The authors urged that their findings be “interpreted cautiously” because their meta-analysis included several small studies that may have overstated the effectiveness of some programs. They were, though, able to glean some broad strategies that appeared to have the most impact, including:

-- a school curriculum that includes healthy eating, physical activity, and body image discussions

-- increased time for gym, and movement activities built into English, science, or math classes

-- improved nutrition in school lunches emphasizing less saturated fat and calories and more fruits, vegetables, and whole grains

-- creating an environment that makes it easy for kids to choose healthful foods and be active throughout the day

-- support for teachers and other staff trying to implement new strategies

-- support for parents trying to encourage their kids to eat more nutritiously and spend less time staring at computers, TV, and other screens.

While the Cochrane review focused on obesity prevention, those same strategies have proven useful for treating overweight children, said Dr. David Ludwig, director of the obesity prevention center at Children’s Hospital Boston. “They differ only in the intensity that we deploy them,” with more regimented eating and exercise plans needed to help children lose excess fat.


Ludwig also wasn’t surprised to see that many interventions in the Cochrane review had the best results in younger children. “It’s less difficult to make a behavioral change since parents have more influence.”

I see this with my own three kids who -- as they move through middle school and high school -- get more independent about taking snacks and making simple meals for themselves and spend a lot more time after school on their computers and iPods.

So what can I do to ensure that I’m taking the right approaches with them to keep them at a healthy weight?

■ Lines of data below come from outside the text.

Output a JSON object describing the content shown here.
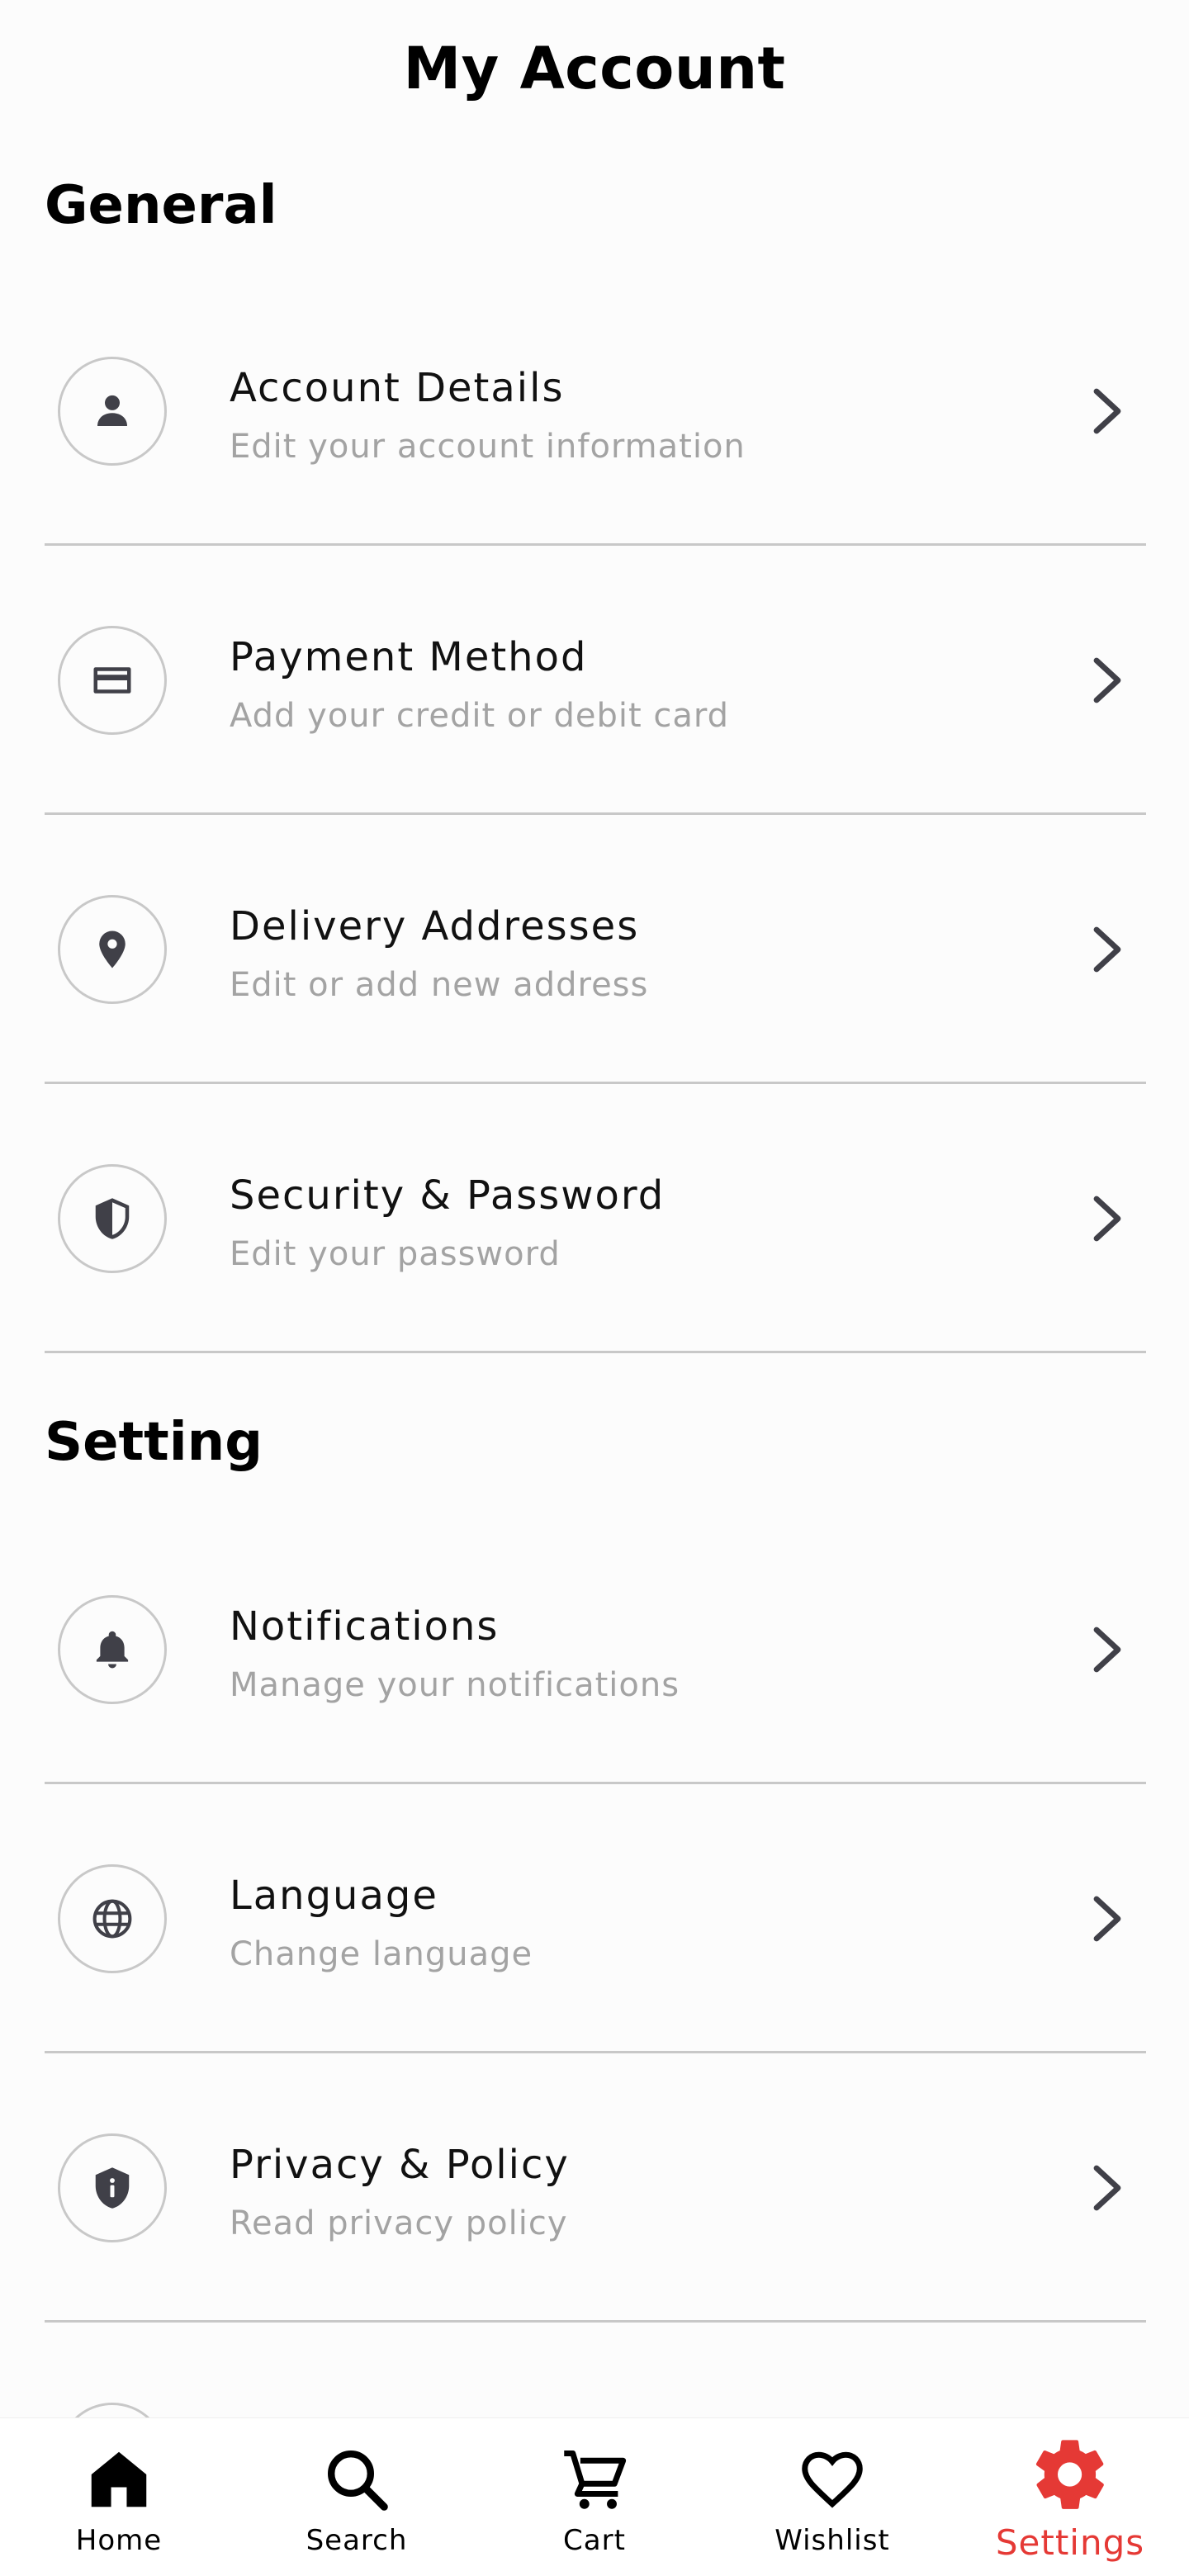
{
  "header": {
    "title": "My Account"
  },
  "sections": {
    "general": {
      "title": "General",
      "items": [
        {
          "title": "Account Details",
          "subtitle": "Edit your account information",
          "icon": "person-icon"
        },
        {
          "title": "Payment Method",
          "subtitle": "Add your credit or debit card",
          "icon": "credit-card-icon"
        },
        {
          "title": "Delivery Addresses",
          "subtitle": "Edit or add new address",
          "icon": "location-pin-icon"
        },
        {
          "title": "Security & Password",
          "subtitle": "Edit your password",
          "icon": "shield-icon"
        }
      ]
    },
    "setting": {
      "title": "Setting",
      "items": [
        {
          "title": "Notifications",
          "subtitle": "Manage your notifications",
          "icon": "bell-icon"
        },
        {
          "title": "Language",
          "subtitle": "Change language",
          "icon": "globe-icon"
        },
        {
          "title": "Privacy & Policy",
          "subtitle": "Read privacy policy",
          "icon": "privacy-shield-icon"
        }
      ]
    }
  },
  "bottom_nav": {
    "items": [
      {
        "label": "Home",
        "icon": "home-icon"
      },
      {
        "label": "Search",
        "icon": "search-icon"
      },
      {
        "label": "Cart",
        "icon": "cart-icon"
      },
      {
        "label": "Wishlist",
        "icon": "heart-icon"
      },
      {
        "label": "Settings",
        "icon": "gear-icon",
        "active": true
      }
    ]
  },
  "colors": {
    "accent": "#e53935",
    "icon": "#404048",
    "subtitle": "#a3a3a3",
    "divider": "#c8c8c8",
    "background": "#fcfcfc"
  }
}
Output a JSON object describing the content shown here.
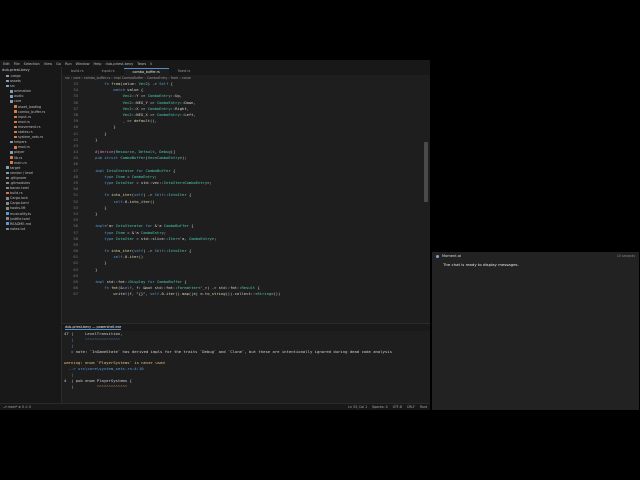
{
  "menubar": {
    "items": [
      "Edit",
      "File",
      "Selection",
      "View",
      "Go",
      "Run",
      "Window",
      "Help",
      "dub-priest-bevy",
      "Tears",
      "ii"
    ]
  },
  "sidebar": {
    "title": "dub-priest-bevy",
    "items": [
      {
        "label": ".cargo",
        "color": "#8aa0b8"
      },
      {
        "label": "assets",
        "color": "#8aa0b8"
      },
      {
        "label": "src",
        "color": "#8aa0b8"
      },
      {
        "label": "animation",
        "color": "#8aa0b8"
      },
      {
        "label": "audio",
        "color": "#8aa0b8"
      },
      {
        "label": "core",
        "color": "#8aa0b8"
      },
      {
        "label": "asset_loading",
        "color": "#d87c4a"
      },
      {
        "label": "combo_buffer.rs",
        "color": "#d87c4a"
      },
      {
        "label": "input.rs",
        "color": "#d87c4a"
      },
      {
        "label": "mod.rs",
        "color": "#d87c4a"
      },
      {
        "label": "movement.rs",
        "color": "#d87c4a"
      },
      {
        "label": "states.rs",
        "color": "#d87c4a"
      },
      {
        "label": "system_sets.rs",
        "color": "#d87c4a"
      },
      {
        "label": "helpers",
        "color": "#8aa0b8"
      },
      {
        "label": "mod.rs",
        "color": "#d87c4a"
      },
      {
        "label": "player",
        "color": "#8aa0b8"
      },
      {
        "label": "lib.rs",
        "color": "#d87c4a"
      },
      {
        "label": "main.rs",
        "color": "#d87c4a"
      },
      {
        "label": "target",
        "color": "#8aa0b8"
      },
      {
        "label": "vendor / level",
        "color": "#8aa0b8"
      },
      {
        "label": ".gitignore",
        "color": "#8a8a8a"
      },
      {
        "label": ".gitmodules",
        "color": "#8a8a8a"
      },
      {
        "label": "bacon.toml",
        "color": "#8a8a8a"
      },
      {
        "label": "build.rs",
        "color": "#d87c4a"
      },
      {
        "label": "Cargo.lock",
        "color": "#8a8a8a"
      },
      {
        "label": "Cargo.toml",
        "color": "#8a8a8a"
      },
      {
        "label": "hooks.lift",
        "color": "#8a8a8a"
      },
      {
        "label": "musicality.ts",
        "color": "#5a9ad8"
      },
      {
        "label": "justfile.toml",
        "color": "#8a8a8a"
      },
      {
        "label": "README.md",
        "color": "#5a9ad8"
      },
      {
        "label": "notes.txt",
        "color": "#8a8a8a"
      }
    ]
  },
  "tabs": [
    {
      "label": "build.rs",
      "active": false
    },
    {
      "label": "input.rs",
      "active": false
    },
    {
      "label": "combo_buffer.rs",
      "active": true
    },
    {
      "label": "fixed.rs",
      "active": false
    }
  ],
  "breadcrumb": "src › core › combo_buffer.rs › impl ComboBuffer › ComboEntry › from › value",
  "code": [
    {
      "n": "33",
      "t": "        fn from(value: Vec2) -> Self {"
    },
    {
      "n": "34",
      "t": "            match value {"
    },
    {
      "n": "35",
      "t": "                Vec2::Y => ComboEntry::Up,"
    },
    {
      "n": "36",
      "t": "                Vec2::NEG_Y => ComboEntry::Down,"
    },
    {
      "n": "37",
      "t": "                Vec2::X => ComboEntry::Right,"
    },
    {
      "n": "38",
      "t": "                Vec2::NEG_X => ComboEntry::Left,"
    },
    {
      "n": "39",
      "t": "                _ => default(),"
    },
    {
      "n": "40",
      "t": "            }"
    },
    {
      "n": "41",
      "t": "        }"
    },
    {
      "n": "42",
      "t": "    }"
    },
    {
      "n": "43",
      "t": ""
    },
    {
      "n": "44",
      "t": "    #[derive(Resource, Default, Debug)]"
    },
    {
      "n": "45",
      "t": "    pub struct ComboBuffer(Vec<ComboEntry>);"
    },
    {
      "n": "46",
      "t": ""
    },
    {
      "n": "47",
      "t": "    impl IntoIterator for ComboBuffer {"
    },
    {
      "n": "48",
      "t": "        type Item = ComboEntry;"
    },
    {
      "n": "49",
      "t": "        type IntoIter = std::vec::IntoIter<ComboEntry>;"
    },
    {
      "n": "50",
      "t": ""
    },
    {
      "n": "51",
      "t": "        fn into_iter(self) -> Self::IntoIter {"
    },
    {
      "n": "52",
      "t": "            self.0.into_iter()"
    },
    {
      "n": "53",
      "t": "        }"
    },
    {
      "n": "54",
      "t": "    }"
    },
    {
      "n": "55",
      "t": ""
    },
    {
      "n": "56",
      "t": "    impl<'a> IntoIterator for &'a ComboBuffer {"
    },
    {
      "n": "57",
      "t": "        type Item = &'a ComboEntry;"
    },
    {
      "n": "58",
      "t": "        type IntoIter = std::slice::Iter<'a, ComboEntry>;"
    },
    {
      "n": "59",
      "t": ""
    },
    {
      "n": "60",
      "t": "        fn into_iter(self) -> Self::IntoIter {"
    },
    {
      "n": "61",
      "t": "            self.0.iter()"
    },
    {
      "n": "62",
      "t": "        }"
    },
    {
      "n": "63",
      "t": "    }"
    },
    {
      "n": "64",
      "t": ""
    },
    {
      "n": "65",
      "t": "    impl std::fmt::Display for ComboBuffer {"
    },
    {
      "n": "66",
      "t": "        fn fmt(&self, f: &mut std::fmt::Formatter<'_>) -> std::fmt::Result {"
    },
    {
      "n": "67",
      "t": "            write!(f, \"{}\", self.0.iter().map(|e| e.to_string()).collect::<String>())"
    }
  ],
  "terminal_tabs": [
    "dub-priest-bevy — powershell.exe"
  ],
  "terminal": [
    {
      "t": "47 |     LevelTransition,",
      "cls": ""
    },
    {
      "t": "   |     ^^^^^^^^^^^^^^^",
      "cls": "c-blue"
    },
    {
      "t": "   |",
      "cls": "c-blue"
    },
    {
      "t": "   = note: `InGameState` has derived impls for the traits `Debug` and `Clone`, but these are intentionally ignored during dead code analysis",
      "cls": ""
    },
    {
      "t": "",
      "cls": ""
    },
    {
      "t": "warning: enum `PlayerSystems` is never used",
      "cls": "c-yellow"
    },
    {
      "t": "  --> src\\core\\system_sets.rs:4:10",
      "cls": "c-blue"
    },
    {
      "t": "   |",
      "cls": "c-blue"
    },
    {
      "t": "4  | pub enum PlayerSystems {",
      "cls": ""
    },
    {
      "t": "   |          ^^^^^^^^^^^^^",
      "cls": "c-yellow"
    },
    {
      "t": "",
      "cls": ""
    },
    {
      "t": "",
      "cls": ""
    },
    {
      "t": "    Building [=====================> ] 539/545: dub-priest-bevy, bevy_pkv, avian2d, bevy_spine, bevy_ecs_tiled",
      "cls": "c-green"
    }
  ],
  "statusbar": {
    "left": "⎇ main*   ⊗ 0  ⚠ 0",
    "right": [
      "Ln 33, Col 1",
      "Spaces: 4",
      "UTF-8",
      "CRLF",
      "Rust"
    ]
  },
  "chat": {
    "sender": "Moment.ai",
    "time": "10 seconds",
    "message": "The chat is ready to display messages."
  }
}
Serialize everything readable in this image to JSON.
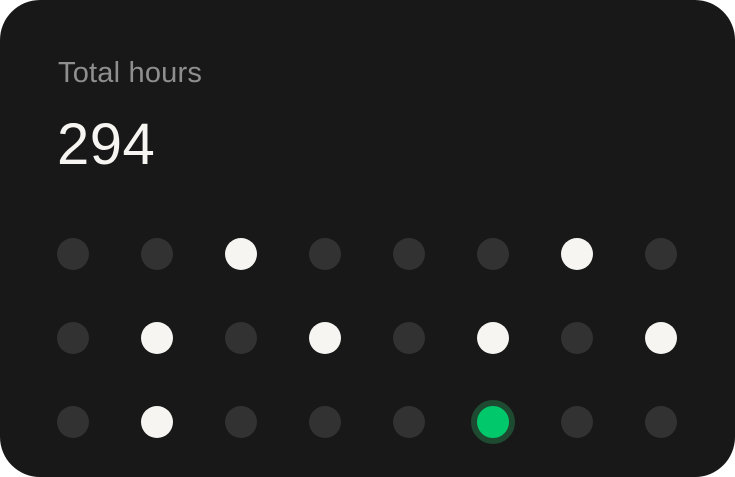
{
  "card": {
    "label": "Total hours",
    "value": "294"
  },
  "dot_grid": {
    "columns": 8,
    "rows": [
      [
        "off",
        "off",
        "on",
        "off",
        "off",
        "off",
        "on",
        "off"
      ],
      [
        "off",
        "on",
        "off",
        "on",
        "off",
        "on",
        "off",
        "on"
      ],
      [
        "off",
        "on",
        "off",
        "off",
        "off",
        "current",
        "off",
        "off"
      ]
    ]
  },
  "colors": {
    "background": "#181818",
    "label": "#8f8f8f",
    "value": "#f6f5f1",
    "dot_off": "#323232",
    "dot_on": "#f6f5f1",
    "dot_current": "#00c86b",
    "dot_current_ring": "#1e4a32"
  }
}
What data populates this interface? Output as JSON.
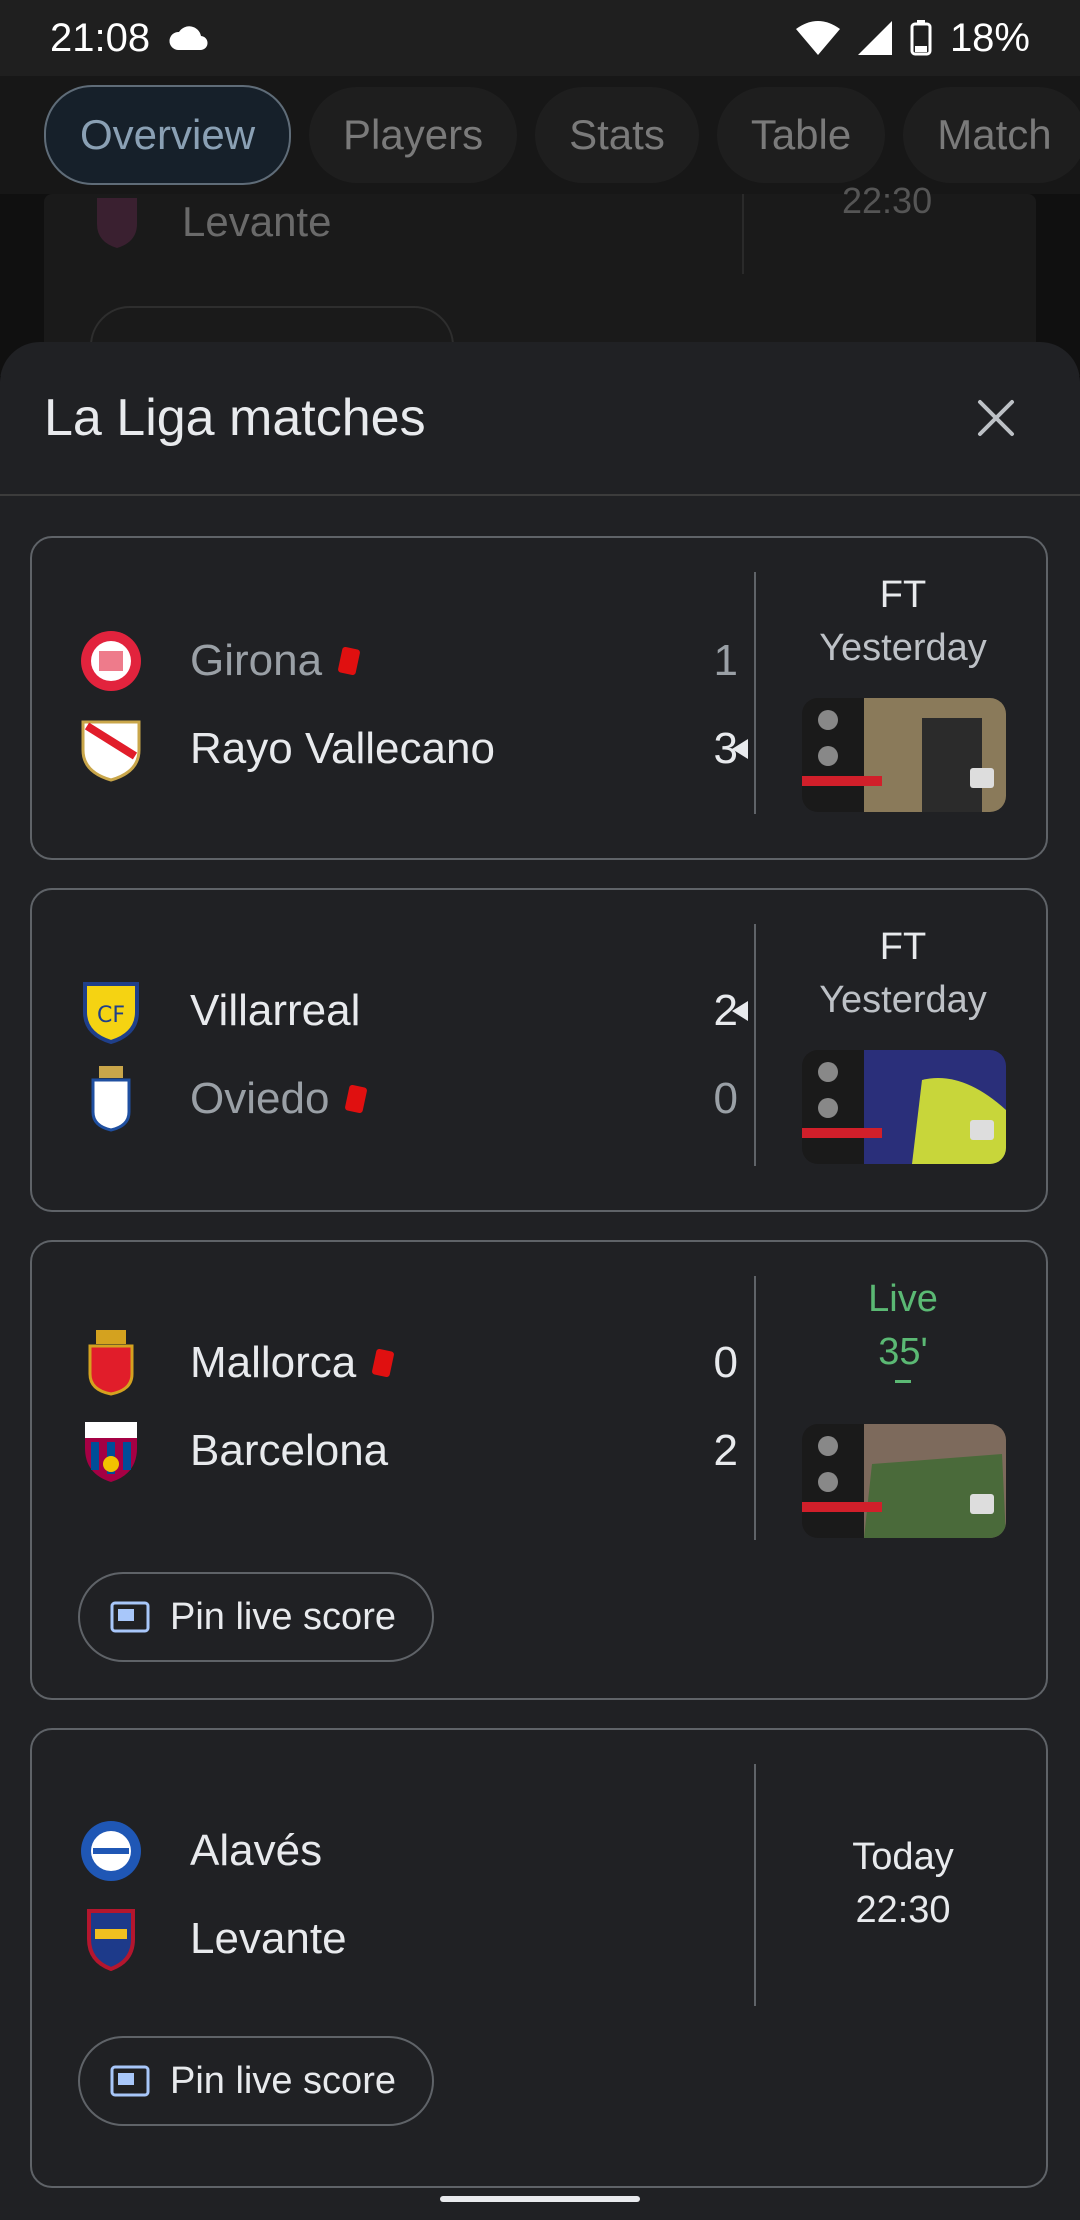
{
  "status_bar": {
    "time": "21:08",
    "battery": "18%"
  },
  "tabs": [
    {
      "label": "Overview",
      "active": true
    },
    {
      "label": "Players"
    },
    {
      "label": "Stats"
    },
    {
      "label": "Table"
    },
    {
      "label": "Match"
    }
  ],
  "background": {
    "team": "Levante",
    "time": "22:30"
  },
  "sheet": {
    "title": "La Liga matches"
  },
  "matches": [
    {
      "home": {
        "name": "Girona",
        "score": "1",
        "red_card": true,
        "winner": false
      },
      "away": {
        "name": "Rayo Vallecano",
        "score": "3",
        "red_card": false,
        "winner": true
      },
      "status": "FT",
      "when": "Yesterday"
    },
    {
      "home": {
        "name": "Villarreal",
        "score": "2",
        "red_card": false,
        "winner": true
      },
      "away": {
        "name": "Oviedo",
        "score": "0",
        "red_card": true,
        "winner": false
      },
      "status": "FT",
      "when": "Yesterday"
    },
    {
      "home": {
        "name": "Mallorca",
        "score": "0",
        "red_card": true,
        "winner": false
      },
      "away": {
        "name": "Barcelona",
        "score": "2",
        "red_card": false,
        "winner": false
      },
      "status": "Live",
      "when": "35'",
      "pin_label": "Pin live score"
    },
    {
      "home": {
        "name": "Alavés"
      },
      "away": {
        "name": "Levante"
      },
      "status": "Today",
      "when": "22:30",
      "pin_label": "Pin live score"
    }
  ],
  "colors": {
    "live": "#5bb974",
    "red_card": "#e01010",
    "sheet_bg": "#202124"
  }
}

Setting a firm limit on screen time is a start, recommended Ludwig, though that can be tough during the week since homework often involves the computer. I could also do a better job keeping nutritious food choices within easy reach. I have a bowl of clementines on my kitchen counter, but I also keep brownies there. And even sugary snack foods hidden away in my pantry are somehow always found by small eager hands, so I should probably buy fewer of them.

“Good sleep hygiene and stress reduction are also important,” Ludwig said. Those are two major challenges in teens. After having an argument with my 13-year-old son about his pushing his 10 p.m. bedtime further and further back, I finally put him on the phone with his pediatrician who told him he needs to get nine hours of sleep a night. With a wakeup time of 7 a.m., that means turning out the light on time, no excuses.


Stress reduction is tougher and usually is best accomplished through sports teams or outdoor pickup games around the basketball hoop. My daughter runs regularly and we usually take a walk to de-stress on Friday nights.

“In my practice, the general philosophy I take with overweight teens is to try to calm the conflicts that have often built up over time,” said Ludwig. “We sort through the family dynamic: Is there conflict at home? Are the parents neglectful or overly protective?” He also examines medical issues such as an underactive thyroid gland or psychological ones such as anxiety, depression, or eating disorders.

The fix to the obesity problem -- whether in one child or an entire nation of kids -- rests not in one solution but a whole range, emphasized Ludwig. “If we can address both home and school life, that can provide a very powerful shield,” he said.

Deborah Kotz can be reached at dkotz@globe.com. Follow her on Twitter @debkotz2.